Task to carry out: Give back the whole listing exactly as it is written.

═══

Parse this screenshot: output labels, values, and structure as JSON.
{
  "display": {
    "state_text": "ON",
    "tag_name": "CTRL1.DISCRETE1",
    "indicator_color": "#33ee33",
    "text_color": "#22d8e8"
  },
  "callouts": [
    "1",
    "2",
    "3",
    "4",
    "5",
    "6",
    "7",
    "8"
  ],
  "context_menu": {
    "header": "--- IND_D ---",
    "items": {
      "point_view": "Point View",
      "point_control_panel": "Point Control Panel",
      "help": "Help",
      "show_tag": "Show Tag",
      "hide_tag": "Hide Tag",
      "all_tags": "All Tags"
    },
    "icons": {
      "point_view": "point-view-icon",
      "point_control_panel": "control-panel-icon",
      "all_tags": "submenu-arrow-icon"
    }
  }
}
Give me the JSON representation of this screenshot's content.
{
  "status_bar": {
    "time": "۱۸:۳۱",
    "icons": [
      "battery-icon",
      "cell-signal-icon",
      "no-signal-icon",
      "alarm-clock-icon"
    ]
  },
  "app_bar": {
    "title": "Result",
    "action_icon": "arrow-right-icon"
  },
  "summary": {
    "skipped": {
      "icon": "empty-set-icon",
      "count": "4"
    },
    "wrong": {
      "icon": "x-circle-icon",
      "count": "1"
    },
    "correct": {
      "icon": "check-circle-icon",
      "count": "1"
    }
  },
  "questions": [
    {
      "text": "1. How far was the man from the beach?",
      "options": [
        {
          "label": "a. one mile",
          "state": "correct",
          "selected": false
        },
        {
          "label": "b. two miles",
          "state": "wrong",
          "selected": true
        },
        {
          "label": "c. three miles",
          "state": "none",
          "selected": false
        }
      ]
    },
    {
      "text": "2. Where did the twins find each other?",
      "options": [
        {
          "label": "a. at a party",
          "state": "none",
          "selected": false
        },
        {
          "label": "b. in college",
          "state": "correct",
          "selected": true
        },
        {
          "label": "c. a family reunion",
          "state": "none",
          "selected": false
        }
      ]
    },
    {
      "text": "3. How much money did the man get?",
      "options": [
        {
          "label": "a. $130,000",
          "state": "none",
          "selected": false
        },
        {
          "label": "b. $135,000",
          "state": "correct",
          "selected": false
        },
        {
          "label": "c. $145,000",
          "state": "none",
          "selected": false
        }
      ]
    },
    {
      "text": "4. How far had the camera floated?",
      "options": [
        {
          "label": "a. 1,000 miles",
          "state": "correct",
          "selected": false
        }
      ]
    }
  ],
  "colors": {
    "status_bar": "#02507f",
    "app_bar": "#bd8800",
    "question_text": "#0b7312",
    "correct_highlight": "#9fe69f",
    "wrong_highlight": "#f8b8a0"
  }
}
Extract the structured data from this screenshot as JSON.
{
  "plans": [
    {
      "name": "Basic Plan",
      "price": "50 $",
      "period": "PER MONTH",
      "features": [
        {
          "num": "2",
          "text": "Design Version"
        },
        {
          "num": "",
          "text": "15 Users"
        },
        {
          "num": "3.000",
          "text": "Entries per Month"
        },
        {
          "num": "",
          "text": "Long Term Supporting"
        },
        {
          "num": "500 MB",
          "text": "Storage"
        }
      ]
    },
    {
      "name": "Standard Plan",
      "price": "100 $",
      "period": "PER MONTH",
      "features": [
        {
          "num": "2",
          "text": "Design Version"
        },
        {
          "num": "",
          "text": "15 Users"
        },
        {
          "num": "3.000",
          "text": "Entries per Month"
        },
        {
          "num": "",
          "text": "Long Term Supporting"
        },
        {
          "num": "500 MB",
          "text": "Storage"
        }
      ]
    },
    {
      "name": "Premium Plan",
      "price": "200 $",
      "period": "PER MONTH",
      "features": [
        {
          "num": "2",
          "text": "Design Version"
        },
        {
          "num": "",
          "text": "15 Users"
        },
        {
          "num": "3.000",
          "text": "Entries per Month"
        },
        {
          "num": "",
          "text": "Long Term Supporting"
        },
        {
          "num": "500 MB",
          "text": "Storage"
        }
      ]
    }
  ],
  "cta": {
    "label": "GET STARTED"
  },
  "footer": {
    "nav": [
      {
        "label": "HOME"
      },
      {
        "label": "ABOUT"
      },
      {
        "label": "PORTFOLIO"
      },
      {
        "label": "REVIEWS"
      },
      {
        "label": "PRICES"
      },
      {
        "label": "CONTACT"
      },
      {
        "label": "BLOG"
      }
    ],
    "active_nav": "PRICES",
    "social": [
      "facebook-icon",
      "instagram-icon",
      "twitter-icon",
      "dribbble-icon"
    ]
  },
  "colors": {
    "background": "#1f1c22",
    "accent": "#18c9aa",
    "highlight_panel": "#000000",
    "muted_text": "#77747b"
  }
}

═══

Solution to the exercise:
Parse this screenshot: output labels, values, and structure as JSON.
{
  "display": {
    "state_text": "ON",
    "tag_name": "CTRL1.DISCRETE1",
    "indicator_color": "#33ee33",
    "text_color": "#22d8e8"
  },
  "callouts": [
    "1",
    "2",
    "3",
    "4",
    "5",
    "6",
    "7",
    "8"
  ],
  "context_menu": {
    "header": "--- IND_D ---",
    "items": {
      "point_view": "Point View",
      "point_control_panel": "Point Control Panel",
      "help": "Help",
      "show_tag": "Show Tag",
      "hide_tag": "Hide Tag",
      "all_tags": "All Tags"
    },
    "icons": {
      "point_view": "point-view-icon",
      "point_control_panel": "control-panel-icon",
      "all_tags": "submenu-arrow-icon"
    }
  }
}
Give me the JSON representation of this screenshot's content.
{
  "status_bar": {
    "time": "۱۸:۳۱",
    "icons": [
      "battery-icon",
      "cell-signal-icon",
      "no-signal-icon",
      "alarm-clock-icon"
    ]
  },
  "app_bar": {
    "title": "Result",
    "action_icon": "arrow-right-icon"
  },
  "summary": {
    "skipped": {
      "icon": "empty-set-icon",
      "count": "4"
    },
    "wrong": {
      "icon": "x-circle-icon",
      "count": "1"
    },
    "correct": {
      "icon": "check-circle-icon",
      "count": "1"
    }
  },
  "questions": [
    {
      "text": "1. How far was the man from the beach?",
      "options": [
        {
          "label": "a. one mile",
          "state": "correct",
          "selected": false
        },
        {
          "label": "b. two miles",
          "state": "wrong",
          "selected": true
        },
        {
          "label": "c. three miles",
          "state": "none",
          "selected": false
        }
      ]
    },
    {
      "text": "2. Where did the twins find each other?",
      "options": [
        {
          "label": "a. at a party",
          "state": "none",
          "selected": false
        },
        {
          "label": "b. in college",
          "state": "correct",
          "selected": true
        },
        {
          "label": "c. a family reunion",
          "state": "none",
          "selected": false
        }
      ]
    },
    {
      "text": "3. How much money did the man get?",
      "options": [
        {
          "label": "a. $130,000",
          "state": "none",
          "selected": false
        },
        {
          "label": "b. $135,000",
          "state": "correct",
          "selected": false
        },
        {
          "label": "c. $145,000",
          "state": "none",
          "selected": false
        }
      ]
    },
    {
      "text": "4. How far had the camera floated?",
      "options": [
        {
          "label": "a. 1,000 miles",
          "state": "correct",
          "selected": false
        }
      ]
    }
  ],
  "colors": {
    "status_bar": "#02507f",
    "app_bar": "#bd8800",
    "question_text": "#0b7312",
    "correct_highlight": "#9fe69f",
    "wrong_highlight": "#f8b8a0"
  }
}
Extract the structured data from this screenshot as JSON.
{
  "plans": [
    {
      "name": "Basic Plan",
      "price": "50 $",
      "period": "PER MONTH",
      "features": [
        {
          "num": "2",
          "text": "Design Version"
        },
        {
          "num": "",
          "text": "15 Users"
        },
        {
          "num": "3.000",
          "text": "Entries per Month"
        },
        {
          "num": "",
          "text": "Long Term Supporting"
        },
        {
          "num": "500 MB",
          "text": "Storage"
        }
      ]
    },
    {
      "name": "Standard Plan",
      "price": "100 $",
      "period": "PER MONTH",
      "features": [
        {
          "num": "2",
          "text": "Design Version"
        },
        {
          "num": "",
          "text": "15 Users"
        },
        {
          "num": "3.000",
          "text": "Entries per Month"
        },
        {
          "num": "",
          "text": "Long Term Supporting"
        },
        {
          "num": "500 MB",
          "text": "Storage"
        }
      ]
    },
    {
      "name": "Premium Plan",
      "price": "200 $",
      "period": "PER MONTH",
      "features": [
        {
          "num": "2",
          "text": "Design Version"
        },
        {
          "num": "",
          "text": "15 Users"
        },
        {
          "num": "3.000",
          "text": "Entries per Month"
        },
        {
          "num": "",
          "text": "Long Term Supporting"
        },
        {
          "num": "500 MB",
          "text": "Storage"
        }
      ]
    }
  ],
  "cta": {
    "label": "GET STARTED"
  },
  "footer": {
    "nav": [
      {
        "label": "HOME"
      },
      {
        "label": "ABOUT"
      },
      {
        "label": "PORTFOLIO"
      },
      {
        "label": "REVIEWS"
      },
      {
        "label": "PRICES"
      },
      {
        "label": "CONTACT"
      },
      {
        "label": "BLOG"
      }
    ],
    "active_nav": "PRICES",
    "social": [
      "facebook-icon",
      "instagram-icon",
      "twitter-icon",
      "dribbble-icon"
    ]
  },
  "colors": {
    "background": "#1f1c22",
    "accent": "#18c9aa",
    "highlight_panel": "#000000",
    "muted_text": "#77747b"
  }
}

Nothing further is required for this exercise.